The amounts of 48V predicted to be excreted in the feces 24 h after an oral dose (75 and 62% for48VS and48V-BMOV, respectively) are in line with the amount measured by Bogden et al. (6), in which 59% of an ingested dose of sodium metavanadate was recovered in the feces. Oral gavage of rats with 5 μmol48V-Na3VO4resulted in a 4-day recovery of48V, 69% in stool and 12.5% in urine (40). The short time frame of this experiment (24 h) made a more accurate determination of absorption impossible. On the basis of other studies, actual absorption of orally administered vanadium is likely much lower (1–10%) (26). The pattern of unexcreted48V in tissues was kidney > bone > liver > intestine > muscle (in %AD/g tissue) and was unchanged when administration was ip rather than gavage. This is in agreement with earlier studies (32, 40), showing a similar pattern of tissue distribution after 48V administration, whether oral, ip, or iv. The increase in label retention up to ∼4 h seen in our studies was also apparent in a previous 48V study in rats (21), although because the latter study was via iv injection, much more48V was excreted in the urine than in the feces. The highest concentration of48V- in blood was seen at 2 h postgavage in another study (1).

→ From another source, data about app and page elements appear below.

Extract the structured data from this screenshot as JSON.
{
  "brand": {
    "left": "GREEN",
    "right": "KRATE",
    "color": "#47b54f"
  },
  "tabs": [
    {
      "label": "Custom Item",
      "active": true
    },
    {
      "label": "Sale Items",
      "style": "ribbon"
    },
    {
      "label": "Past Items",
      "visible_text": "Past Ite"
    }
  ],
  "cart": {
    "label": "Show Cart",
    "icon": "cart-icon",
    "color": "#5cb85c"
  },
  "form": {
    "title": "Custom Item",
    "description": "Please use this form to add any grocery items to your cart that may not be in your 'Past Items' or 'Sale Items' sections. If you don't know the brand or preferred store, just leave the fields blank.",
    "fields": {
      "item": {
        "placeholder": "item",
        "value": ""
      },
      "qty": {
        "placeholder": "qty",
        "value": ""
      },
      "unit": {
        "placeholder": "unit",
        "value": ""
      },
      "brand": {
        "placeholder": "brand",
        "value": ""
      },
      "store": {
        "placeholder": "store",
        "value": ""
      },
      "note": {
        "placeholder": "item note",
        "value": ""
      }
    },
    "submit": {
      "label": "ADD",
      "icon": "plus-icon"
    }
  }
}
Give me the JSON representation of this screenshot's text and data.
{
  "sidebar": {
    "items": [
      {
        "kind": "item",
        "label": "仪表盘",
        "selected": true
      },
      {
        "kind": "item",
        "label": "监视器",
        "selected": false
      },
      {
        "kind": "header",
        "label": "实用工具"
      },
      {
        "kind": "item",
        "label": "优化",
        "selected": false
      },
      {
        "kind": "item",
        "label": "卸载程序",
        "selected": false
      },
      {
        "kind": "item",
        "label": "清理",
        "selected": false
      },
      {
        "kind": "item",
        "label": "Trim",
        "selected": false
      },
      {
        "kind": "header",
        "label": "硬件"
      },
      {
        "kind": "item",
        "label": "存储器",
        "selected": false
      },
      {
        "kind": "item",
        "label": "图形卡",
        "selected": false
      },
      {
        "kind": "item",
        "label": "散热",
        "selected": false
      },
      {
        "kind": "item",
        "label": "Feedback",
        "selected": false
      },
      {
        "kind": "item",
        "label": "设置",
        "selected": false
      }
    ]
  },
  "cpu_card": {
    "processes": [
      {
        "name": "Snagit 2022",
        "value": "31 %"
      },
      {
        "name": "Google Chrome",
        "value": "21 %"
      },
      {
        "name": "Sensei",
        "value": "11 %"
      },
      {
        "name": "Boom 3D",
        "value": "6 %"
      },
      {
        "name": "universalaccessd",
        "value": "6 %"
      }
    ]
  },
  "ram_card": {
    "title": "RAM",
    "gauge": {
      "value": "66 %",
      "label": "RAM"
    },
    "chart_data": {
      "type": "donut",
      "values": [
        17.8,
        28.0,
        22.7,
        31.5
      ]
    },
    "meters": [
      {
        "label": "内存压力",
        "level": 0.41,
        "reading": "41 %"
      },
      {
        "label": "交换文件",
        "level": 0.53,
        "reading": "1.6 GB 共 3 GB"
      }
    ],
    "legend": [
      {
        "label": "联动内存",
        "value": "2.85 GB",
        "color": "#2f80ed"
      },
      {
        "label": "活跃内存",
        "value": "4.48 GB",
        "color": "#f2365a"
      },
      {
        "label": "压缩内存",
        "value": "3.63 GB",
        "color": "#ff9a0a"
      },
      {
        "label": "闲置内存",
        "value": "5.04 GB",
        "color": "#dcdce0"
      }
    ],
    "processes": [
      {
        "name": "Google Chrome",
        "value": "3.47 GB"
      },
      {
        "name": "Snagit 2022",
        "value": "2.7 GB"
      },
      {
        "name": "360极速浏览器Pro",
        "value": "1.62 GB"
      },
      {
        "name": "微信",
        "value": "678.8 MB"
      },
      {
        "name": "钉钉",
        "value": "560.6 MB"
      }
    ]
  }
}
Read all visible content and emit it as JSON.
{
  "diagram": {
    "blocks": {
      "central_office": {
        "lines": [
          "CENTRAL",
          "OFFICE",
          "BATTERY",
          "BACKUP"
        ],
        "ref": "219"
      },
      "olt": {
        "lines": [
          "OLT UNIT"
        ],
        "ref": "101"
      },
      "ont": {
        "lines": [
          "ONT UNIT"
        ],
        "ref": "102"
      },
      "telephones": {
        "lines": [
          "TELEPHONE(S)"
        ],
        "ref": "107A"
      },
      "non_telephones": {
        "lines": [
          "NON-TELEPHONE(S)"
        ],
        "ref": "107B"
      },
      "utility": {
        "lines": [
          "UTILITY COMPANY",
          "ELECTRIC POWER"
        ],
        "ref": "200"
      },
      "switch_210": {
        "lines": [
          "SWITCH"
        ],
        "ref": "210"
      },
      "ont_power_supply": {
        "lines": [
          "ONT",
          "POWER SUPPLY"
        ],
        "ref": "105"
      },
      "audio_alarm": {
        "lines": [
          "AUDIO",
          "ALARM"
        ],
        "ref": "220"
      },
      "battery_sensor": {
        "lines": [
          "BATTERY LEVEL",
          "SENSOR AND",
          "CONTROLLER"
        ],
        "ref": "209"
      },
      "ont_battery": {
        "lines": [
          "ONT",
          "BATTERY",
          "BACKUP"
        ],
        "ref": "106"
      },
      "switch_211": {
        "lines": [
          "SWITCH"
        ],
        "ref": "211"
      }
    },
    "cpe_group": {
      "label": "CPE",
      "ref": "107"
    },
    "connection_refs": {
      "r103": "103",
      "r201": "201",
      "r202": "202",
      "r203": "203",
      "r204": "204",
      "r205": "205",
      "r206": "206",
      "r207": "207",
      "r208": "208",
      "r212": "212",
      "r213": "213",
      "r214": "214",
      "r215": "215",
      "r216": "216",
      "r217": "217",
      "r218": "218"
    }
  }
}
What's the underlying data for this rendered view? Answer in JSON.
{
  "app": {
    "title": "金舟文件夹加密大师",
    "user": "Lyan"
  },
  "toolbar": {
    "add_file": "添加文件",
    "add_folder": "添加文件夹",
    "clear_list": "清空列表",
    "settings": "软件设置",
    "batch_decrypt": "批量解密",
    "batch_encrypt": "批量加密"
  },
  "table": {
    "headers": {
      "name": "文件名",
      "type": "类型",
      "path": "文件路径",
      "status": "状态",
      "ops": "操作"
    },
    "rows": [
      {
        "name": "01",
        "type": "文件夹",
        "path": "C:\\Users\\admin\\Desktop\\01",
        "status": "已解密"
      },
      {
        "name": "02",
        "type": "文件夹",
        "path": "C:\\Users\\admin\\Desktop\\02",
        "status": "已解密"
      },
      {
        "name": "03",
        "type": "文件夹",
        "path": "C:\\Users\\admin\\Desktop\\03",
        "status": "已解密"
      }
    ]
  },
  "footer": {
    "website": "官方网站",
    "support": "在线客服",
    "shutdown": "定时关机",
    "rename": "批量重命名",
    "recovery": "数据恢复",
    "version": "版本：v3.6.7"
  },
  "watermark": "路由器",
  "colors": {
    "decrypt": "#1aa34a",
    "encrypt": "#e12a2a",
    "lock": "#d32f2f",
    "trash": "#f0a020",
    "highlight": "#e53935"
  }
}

In conclusion, these results showed the distribution of vanadium in different body tissues after oral or ip administration, with concentration in bone > kidney > liver > spleen > heart > testes > lung > pancreas > brain at 24 h. Compartmental modeling permitted detection of significant patterns in a particularly “noisy” data set and also allowed prediction of approximate residence times for key tissues. Tissue distribution patterns with use of 48V-BMOV differed from those with use of 48VS, with relatively higher 48V liver-to-kidney ratio from the organovanadium complex. Results of this analysis emphasize the importance of early blood collection times to define the curve of vanadium disappearance from blood and, by contrast, a longer time frame to chart vanadium accumulation in bone more accurately. Tissue uptake after oral gavage of 48V-BMOV was approximately two to three times higher than with48VS (Table 1). This result was consistent with the increased acute glucose-lowering potency of two to three times seen with BMOV compared with VS (41).
The authors gratefully acknowledge the Medical Research Council of Canada for an operating grant (C. Orvig and J. H. McNeill) as well as the Natural Sciences and Engineering Research Council of Canada (I. A. Setyawati and Y. Sun) and Angiotech Pharmaceuticals (K. H. Thompson) for personnel support. We also thank Prof. K. W. Riggs for helpful discussions.
Address for reprint requests: C. Orvig, Medicinal Inorganic Chemistry Group, Chemistry Dept., The Univ. of British Columbia, Vancouver, BC, Canada V6T 1Z1 (E-mail:).
↵1 For tables of overall data fromexperiments A–C, order NAPS Document 05438 from NAPS, c/o Microfiche Publications, PO Box 3513, Grand Central Station, New York, NY 10017.
- Copyright © 1998 the American Physiological Society